Brit, and Baby Naming Celebration
The traditional welcoming ceremony (brit milah/ bris) for a baby boy includes circumcision by a mohel, an experienced expert in ritual circumcision, on the eighth day from birth. Male circumcision is also part of the traditional welcoming rituals when a child of non-Jewish background is adopted into a Jewish family, and when an adult male converts to Judaism.
Baby girls are welcomed through a brit bat, a covenantal ceremony for girls. This usually takes place on a Shabbat morning as part of the communal celebration. For further details on naming ceremonies, or ceremonies related to adoption or conversion, please contact our Rabbi, Matthew Kaufman.
The Bar/Bat Mitzvah ceremony is a celebration welcoming a 13 year old into the adult Jewish community. On this joyous occasion, which takes place at a Shabbat morning service, the Bar or Bat Mitzvah may lead part of the service, chant Torah and haftarah, and teach the congregation about the week’s Torah portion. Students approaching age 13 engage in additional Hebrew study as well as preparation in reading Torah, preparing a lesson on the Torah and leading parts of the service. There is some additional tutoring done under the guidance of lay tutors within the congregation. The entire process is under the guidance of the rabbi. While the focus is on ritual commandments, families are encouraged to enhance the Bar or Bat Mitzvah celebration by engaging in additional mitzvot (commandments) such as acts of social justice that benefit the greater community. Rabbi Kaufman is available to discuss different ways of enhancing this occasion. Adult Bat Mitzvah services are held from time to time honouring members who have studied and prepared for this meaningful occasion.

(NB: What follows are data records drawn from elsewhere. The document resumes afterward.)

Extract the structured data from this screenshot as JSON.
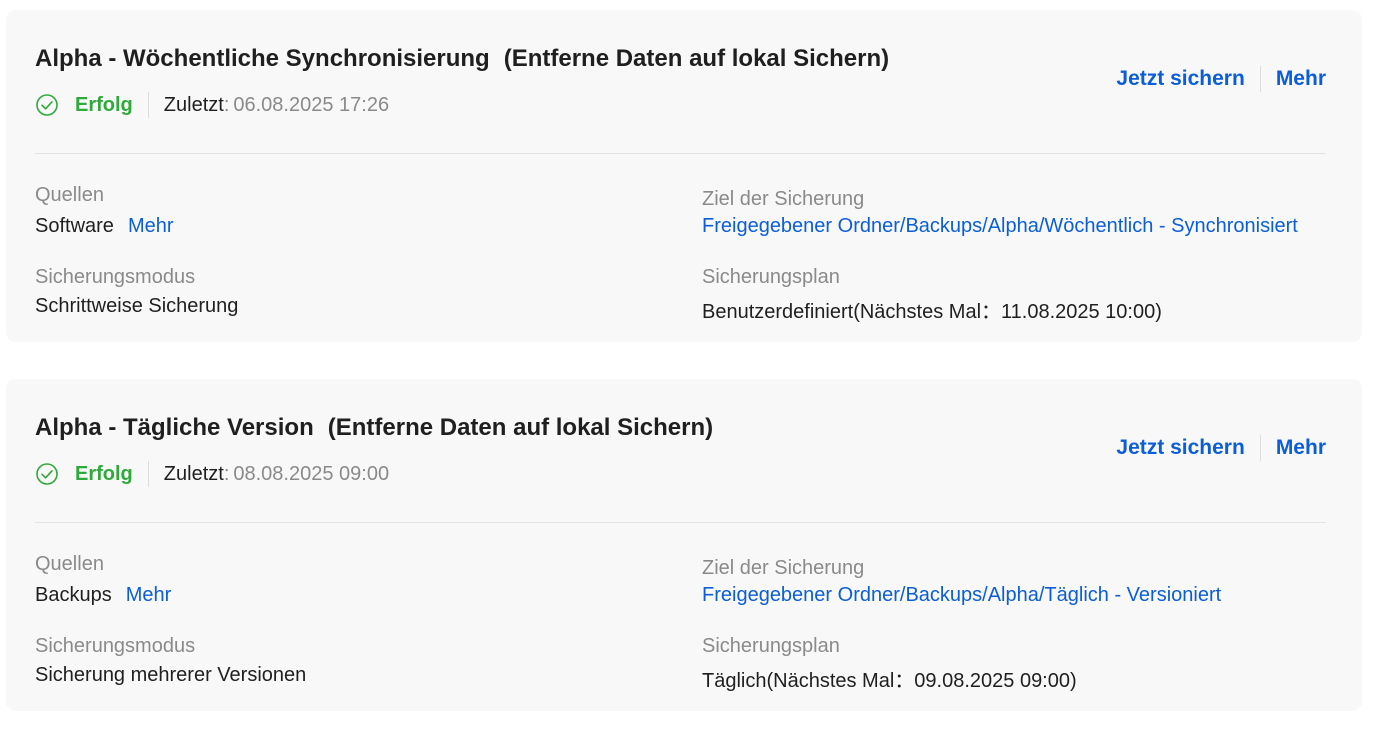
{
  "jobs": [
    {
      "name": "Alpha - Wöchentliche Synchronisierung",
      "mode": "(Entferne Daten auf lokal Sichern)",
      "status": "Erfolg",
      "last_label": "Zuletzt",
      "last_colon": ":",
      "last_value": "06.08.2025 17:26",
      "actions": {
        "backup_now": "Jetzt sichern",
        "more": "Mehr"
      },
      "sources_label": "Quellen",
      "sources_value": "Software",
      "sources_more": "Mehr",
      "destination_label": "Ziel der Sicherung",
      "destination_value": "Freigegebener Ordner/Backups/Alpha/Wöchentlich - Synchronisiert",
      "backup_mode_label": "Sicherungsmodus",
      "backup_mode_value": "Schrittweise Sicherung",
      "schedule_label": "Sicherungsplan",
      "schedule_value": "Benutzerdefiniert(Nächstes Mal：11.08.2025 10:00)"
    },
    {
      "name": "Alpha - Tägliche Version",
      "mode": "(Entferne Daten auf lokal Sichern)",
      "status": "Erfolg",
      "last_label": "Zuletzt",
      "last_colon": ":",
      "last_value": "08.08.2025 09:00",
      "actions": {
        "backup_now": "Jetzt sichern",
        "more": "Mehr"
      },
      "sources_label": "Quellen",
      "sources_value": "Backups",
      "sources_more": "Mehr",
      "destination_label": "Ziel der Sicherung",
      "destination_value": "Freigegebener Ordner/Backups/Alpha/Täglich - Versioniert",
      "backup_mode_label": "Sicherungsmodus",
      "backup_mode_value": "Sicherung mehrerer Versionen",
      "schedule_label": "Sicherungsplan",
      "schedule_value": "Täglich(Nächstes Mal：09.08.2025 09:00)"
    }
  ],
  "icons": {
    "status": "check-circle-icon"
  },
  "colors": {
    "success": "#2eaa3a",
    "link": "#0b5ed7",
    "muted": "#8a8a8a",
    "card_bg": "#f8f8f8"
  }
}
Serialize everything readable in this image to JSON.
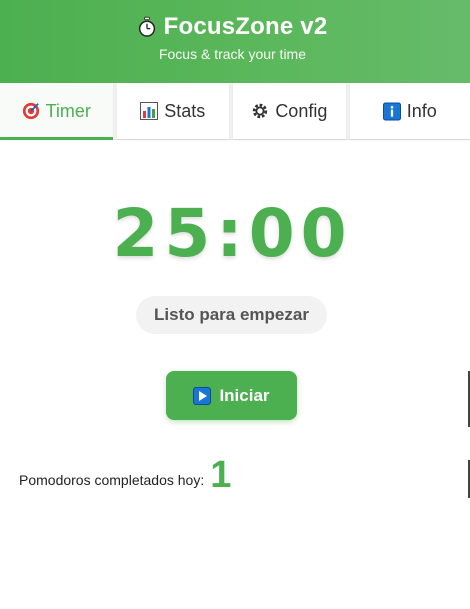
{
  "app": {
    "title": "FocusZone v2",
    "subtitle": "Focus & track your time",
    "title_icon": "stopwatch-icon"
  },
  "tabs": [
    {
      "label": "Timer",
      "icon": "target-icon",
      "active": true
    },
    {
      "label": "Stats",
      "icon": "bar-chart-icon",
      "active": false
    },
    {
      "label": "Config",
      "icon": "gear-icon",
      "active": false
    },
    {
      "label": "Info",
      "icon": "info-icon",
      "active": false
    }
  ],
  "timer": {
    "display": "25:00",
    "status": "Listo para empezar",
    "start_label": "Iniciar"
  },
  "stats": {
    "completed_label": "Pomodoros completados hoy:",
    "completed_count": "1"
  },
  "colors": {
    "accent": "#4caf50",
    "info_blue": "#1976d2"
  }
}
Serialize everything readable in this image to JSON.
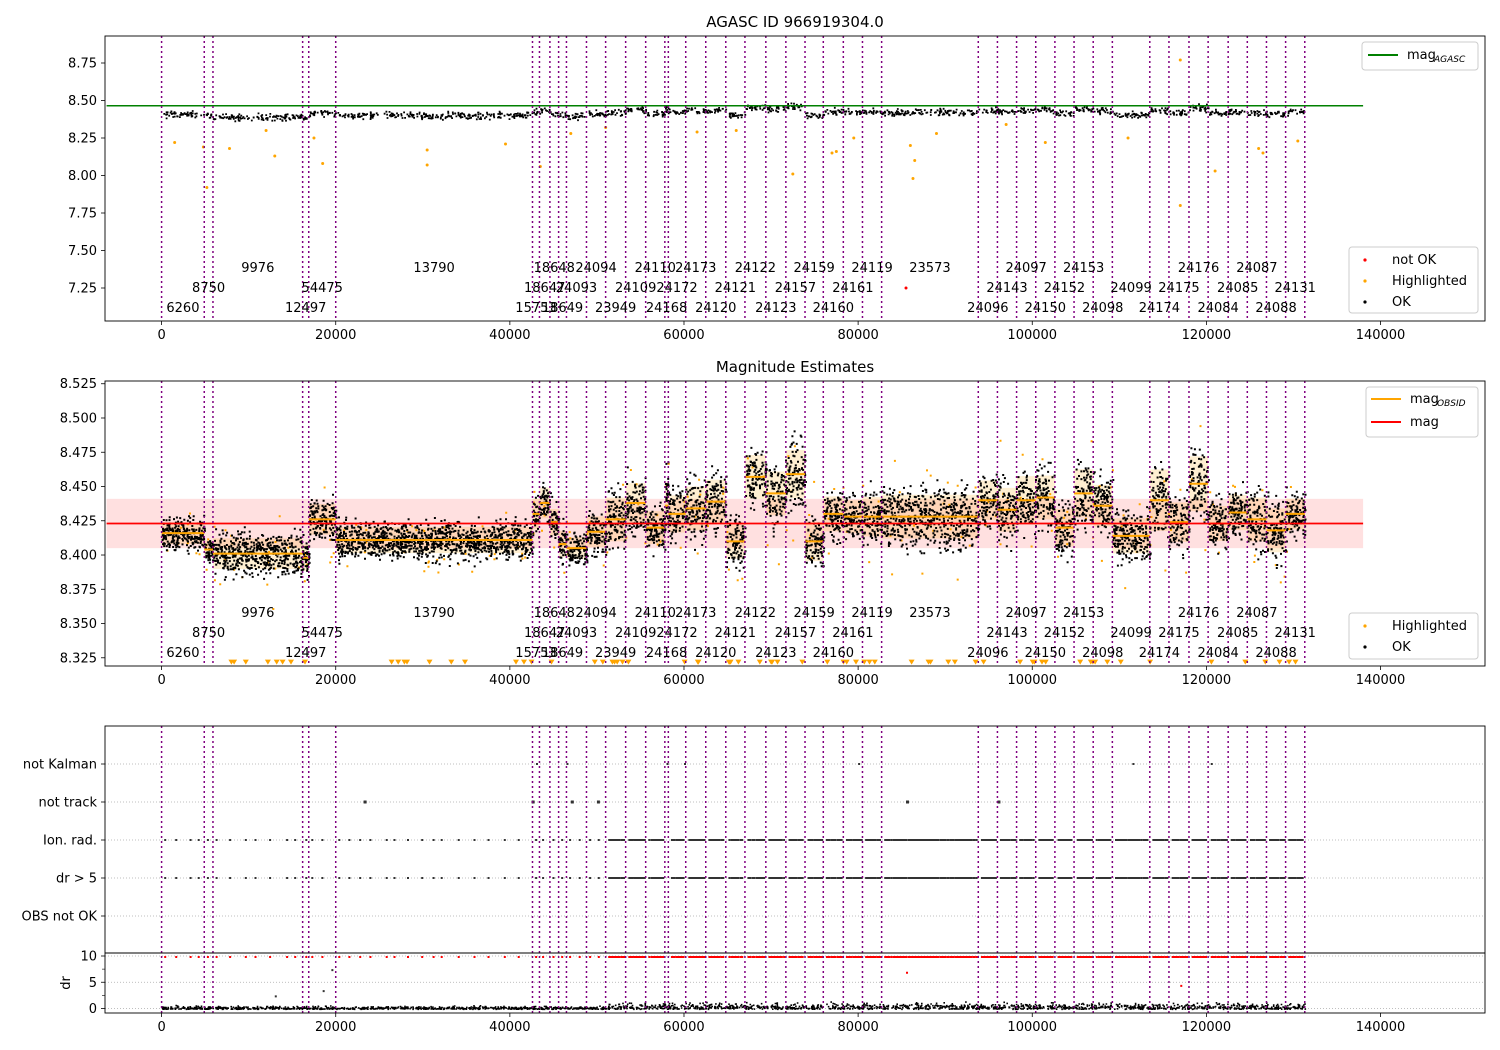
{
  "chart_data": [
    {
      "id": "agasc",
      "type": "scatter",
      "title": "AGASC ID 966919304.0",
      "xlim": [
        -6500,
        152000
      ],
      "ylim": [
        7.03,
        8.93
      ],
      "xticks": [
        0,
        20000,
        40000,
        60000,
        80000,
        100000,
        120000,
        140000
      ],
      "yticks": [
        7.25,
        7.5,
        7.75,
        8.0,
        8.25,
        8.5,
        8.75
      ],
      "ytick_labels": [
        "7.25",
        "7.50",
        "7.75",
        "8.00",
        "8.25",
        "8.50",
        "8.75"
      ],
      "mag_agasc": 8.465,
      "lines_legend": [
        {
          "main": "mag",
          "sub": "AGASC",
          "color": "#008000"
        }
      ],
      "points_legend": [
        {
          "label": "not OK",
          "color": "#ff0000"
        },
        {
          "label": "Highlighted",
          "color": "#ffa500"
        },
        {
          "label": "OK",
          "color": "#000000"
        }
      ],
      "outliers": [
        {
          "x": 1500,
          "y": 8.22
        },
        {
          "x": 4800,
          "y": 8.19
        },
        {
          "x": 5200,
          "y": 7.92
        },
        {
          "x": 7800,
          "y": 8.18
        },
        {
          "x": 12000,
          "y": 8.3
        },
        {
          "x": 13000,
          "y": 8.13
        },
        {
          "x": 17500,
          "y": 8.25
        },
        {
          "x": 18500,
          "y": 8.08
        },
        {
          "x": 30500,
          "y": 8.07
        },
        {
          "x": 30500,
          "y": 8.17
        },
        {
          "x": 39500,
          "y": 8.21
        },
        {
          "x": 43500,
          "y": 8.06
        },
        {
          "x": 47000,
          "y": 8.28
        },
        {
          "x": 51000,
          "y": 8.32
        },
        {
          "x": 61500,
          "y": 8.29
        },
        {
          "x": 66000,
          "y": 8.3
        },
        {
          "x": 72500,
          "y": 8.01
        },
        {
          "x": 77000,
          "y": 8.15
        },
        {
          "x": 77500,
          "y": 8.16
        },
        {
          "x": 79500,
          "y": 8.25
        },
        {
          "x": 86000,
          "y": 8.2
        },
        {
          "x": 86500,
          "y": 8.1
        },
        {
          "x": 86300,
          "y": 7.98
        },
        {
          "x": 89000,
          "y": 8.28
        },
        {
          "x": 97000,
          "y": 8.34
        },
        {
          "x": 101500,
          "y": 8.22
        },
        {
          "x": 111000,
          "y": 8.25
        },
        {
          "x": 117000,
          "y": 8.77
        },
        {
          "x": 117000,
          "y": 7.8
        },
        {
          "x": 121000,
          "y": 8.03
        },
        {
          "x": 126000,
          "y": 8.18
        },
        {
          "x": 126500,
          "y": 8.15
        },
        {
          "x": 130500,
          "y": 8.23
        }
      ],
      "not_ok_points": [
        {
          "x": 85500,
          "y": 7.25
        }
      ]
    },
    {
      "id": "estimates",
      "type": "scatter",
      "title": "Magnitude Estimates",
      "xlim": [
        -6500,
        152000
      ],
      "ylim": [
        8.319,
        8.527
      ],
      "xticks": [
        0,
        20000,
        40000,
        60000,
        80000,
        100000,
        120000,
        140000
      ],
      "yticks": [
        8.325,
        8.35,
        8.375,
        8.4,
        8.425,
        8.45,
        8.475,
        8.5,
        8.525
      ],
      "ytick_labels": [
        "8.325",
        "8.350",
        "8.375",
        "8.400",
        "8.425",
        "8.450",
        "8.475",
        "8.500",
        "8.525"
      ],
      "mag": 8.423,
      "mag_band": [
        8.405,
        8.441
      ],
      "lines_legend": [
        {
          "main": "mag",
          "sub": "OBSID",
          "color": "#ffa500"
        },
        {
          "main": "mag",
          "sub": "",
          "color": "#ff0000"
        }
      ],
      "points_legend": [
        {
          "label": "Highlighted",
          "color": "#ffa500"
        },
        {
          "label": "OK",
          "color": "#000000"
        }
      ]
    },
    {
      "id": "flags",
      "type": "scatter",
      "xlim": [
        -6500,
        152000
      ],
      "xticks": [
        0,
        20000,
        40000,
        60000,
        80000,
        100000,
        120000,
        140000
      ],
      "flag_rows": [
        "not Kalman",
        "not track",
        "Ion. rad.",
        "dr > 5",
        "OBS not OK"
      ],
      "not_kalman_x": [
        43000,
        46500,
        58000,
        60000,
        80000,
        111500,
        120500
      ],
      "not_track_x": [
        23200,
        42500,
        47000,
        50000,
        85500,
        96000
      ],
      "dr_ylabel": "dr",
      "dr_yticks": [
        0,
        5,
        10
      ],
      "dr_ylim": [
        -0.5,
        10.5
      ]
    }
  ],
  "obsids": [
    {
      "label": "6260",
      "start": 0,
      "end": 4900,
      "tier": 0
    },
    {
      "label": "8750",
      "start": 4900,
      "end": 5900,
      "tier": 1
    },
    {
      "label": "9976",
      "start": 5900,
      "end": 16200,
      "tier": 2
    },
    {
      "label": "12497",
      "start": 16200,
      "end": 16900,
      "tier": 0
    },
    {
      "label": "54475",
      "start": 16900,
      "end": 20000,
      "tier": 1
    },
    {
      "label": "13790",
      "start": 20000,
      "end": 42600,
      "tier": 2
    },
    {
      "label": "15753",
      "start": 42600,
      "end": 43400,
      "tier": 0
    },
    {
      "label": "18647",
      "start": 43400,
      "end": 44600,
      "tier": 1
    },
    {
      "label": "18648",
      "start": 44600,
      "end": 45600,
      "tier": 2
    },
    {
      "label": "18649",
      "start": 45600,
      "end": 46500,
      "tier": 0
    },
    {
      "label": "24093",
      "start": 46500,
      "end": 48800,
      "tier": 1
    },
    {
      "label": "24094",
      "start": 48800,
      "end": 51000,
      "tier": 2
    },
    {
      "label": "23949",
      "start": 51000,
      "end": 53300,
      "tier": 0
    },
    {
      "label": "24109",
      "start": 53300,
      "end": 55600,
      "tier": 1
    },
    {
      "label": "24110",
      "start": 55600,
      "end": 57800,
      "tier": 2
    },
    {
      "label": "24168",
      "start": 57800,
      "end": 58200,
      "tier": 0
    },
    {
      "label": "24172",
      "start": 58200,
      "end": 60200,
      "tier": 1
    },
    {
      "label": "24173",
      "start": 60200,
      "end": 62500,
      "tier": 2
    },
    {
      "label": "24120",
      "start": 62500,
      "end": 64800,
      "tier": 0
    },
    {
      "label": "24121",
      "start": 64800,
      "end": 67000,
      "tier": 1
    },
    {
      "label": "24122",
      "start": 67000,
      "end": 69400,
      "tier": 2
    },
    {
      "label": "24123",
      "start": 69400,
      "end": 71700,
      "tier": 0
    },
    {
      "label": "24157",
      "start": 71700,
      "end": 73900,
      "tier": 1
    },
    {
      "label": "24159",
      "start": 73900,
      "end": 76000,
      "tier": 2
    },
    {
      "label": "24160",
      "start": 76000,
      "end": 78300,
      "tier": 0
    },
    {
      "label": "24161",
      "start": 78300,
      "end": 80500,
      "tier": 1
    },
    {
      "label": "24119",
      "start": 80500,
      "end": 82700,
      "tier": 2
    },
    {
      "label": "23573",
      "start": 82700,
      "end": 93800,
      "tier": 2
    },
    {
      "label": "24096",
      "start": 93800,
      "end": 96000,
      "tier": 0
    },
    {
      "label": "24143",
      "start": 96000,
      "end": 98200,
      "tier": 1
    },
    {
      "label": "24097",
      "start": 98200,
      "end": 100400,
      "tier": 2
    },
    {
      "label": "24150",
      "start": 100400,
      "end": 102600,
      "tier": 0
    },
    {
      "label": "24152",
      "start": 102600,
      "end": 104800,
      "tier": 1
    },
    {
      "label": "24153",
      "start": 104800,
      "end": 107000,
      "tier": 2
    },
    {
      "label": "24098",
      "start": 107000,
      "end": 109200,
      "tier": 0
    },
    {
      "label": "24099",
      "start": 109200,
      "end": 113500,
      "tier": 1
    },
    {
      "label": "24174",
      "start": 113500,
      "end": 115700,
      "tier": 0
    },
    {
      "label": "24175",
      "start": 115700,
      "end": 118000,
      "tier": 1
    },
    {
      "label": "24176",
      "start": 118000,
      "end": 120200,
      "tier": 2
    },
    {
      "label": "24084",
      "start": 120200,
      "end": 122500,
      "tier": 0
    },
    {
      "label": "24085",
      "start": 122500,
      "end": 124700,
      "tier": 1
    },
    {
      "label": "24087",
      "start": 124700,
      "end": 126900,
      "tier": 2
    },
    {
      "label": "24088",
      "start": 126900,
      "end": 129100,
      "tier": 0
    },
    {
      "label": "24131",
      "start": 129100,
      "end": 131300,
      "tier": 1
    }
  ],
  "mag_obsid_levels": [
    8.416,
    8.404,
    8.401,
    8.398,
    8.426,
    8.411,
    8.43,
    8.438,
    8.424,
    8.408,
    8.405,
    8.417,
    8.426,
    8.438,
    8.42,
    8.436,
    8.43,
    8.434,
    8.439,
    8.41,
    8.457,
    8.445,
    8.459,
    8.41,
    8.43,
    8.428,
    8.428,
    8.428,
    8.44,
    8.433,
    8.44,
    8.442,
    8.42,
    8.445,
    8.436,
    8.414,
    8.44,
    8.424,
    8.452,
    8.423,
    8.431,
    8.426,
    8.418,
    8.43
  ],
  "band_halfwidths": [
    0.01,
    0.008,
    0.014,
    0.012,
    0.014,
    0.012,
    0.014,
    0.014,
    0.012,
    0.012,
    0.01,
    0.014,
    0.02,
    0.018,
    0.015,
    0.022,
    0.017,
    0.02,
    0.02,
    0.016,
    0.02,
    0.02,
    0.022,
    0.018,
    0.016,
    0.015,
    0.018,
    0.02,
    0.018,
    0.02,
    0.022,
    0.02,
    0.017,
    0.022,
    0.019,
    0.016,
    0.028,
    0.018,
    0.025,
    0.016,
    0.016,
    0.02,
    0.02,
    0.014
  ]
}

Rabbi Kaufman is available to officiate at weddings. The traditional Jewish wedding ceremony can be personalized to meet the special needs of couples. Individuals who are divorced need to obtain a get, a Jewish divorce, in order to be remarried. Both weddings and divorces are completely egalitarian in the Reform movement. Please consult Rabbi Kaufman for further details.
Rabbi Kaufman is available to members of the congregation for funerals; in his absence, knowledgeable members of the congregation are available to officiate. A funeral service generally follows a simple pattern, including readings from the Psalms in Hebrew and English, a eulogy spoken by family members or the Rabbi, and the recitation of El Malei Rachamim and the Kaddish. Music or additional readings may be included at the family’s request. Iyr HaMelech has its own section of the Cataraqui Cemetery. Please contact Moussa Cohanim.
Traditionally, a funeral is followed by shivah, a week of mourning during which grieving family members are visited by friends and prayer services are held in the home. Iyr HaMelech provides support for its members who are observing shivah in traditional or modified ways.
Shivah is followed by lesser periods of mourning and special memorial services on particular holidays. For more information on mourning customs contact Rabbi Kaufman.
Conversion to Judaism
People interested in exploring Judaism are welcome at Iyr HaMelech. Individuals undertaking the process of conversion take part in a program of study under the direction of Rabbi Kaufman. In addition, prospective converts will participate in the life of our community including services and study. After a period of time, when both the rabbi and the individual are satisfied with the student’s commitment to the Jewish people and to ongoing Jewish learning and growth, the individual will be brought to a beit din (Jewish court). Once accepted by the Beit Din the individual undergoes the traditional rituals (brit milah for men, immersion in a mikvah for both men and women). Converts to Judaism are full members of the Jewish people and valued members of our congregation. Basic questions regarding conversions are answered in a pamphlet put out by the Reform movement. Rabbi Kaufman is available to discuss any questions or concerns you may have.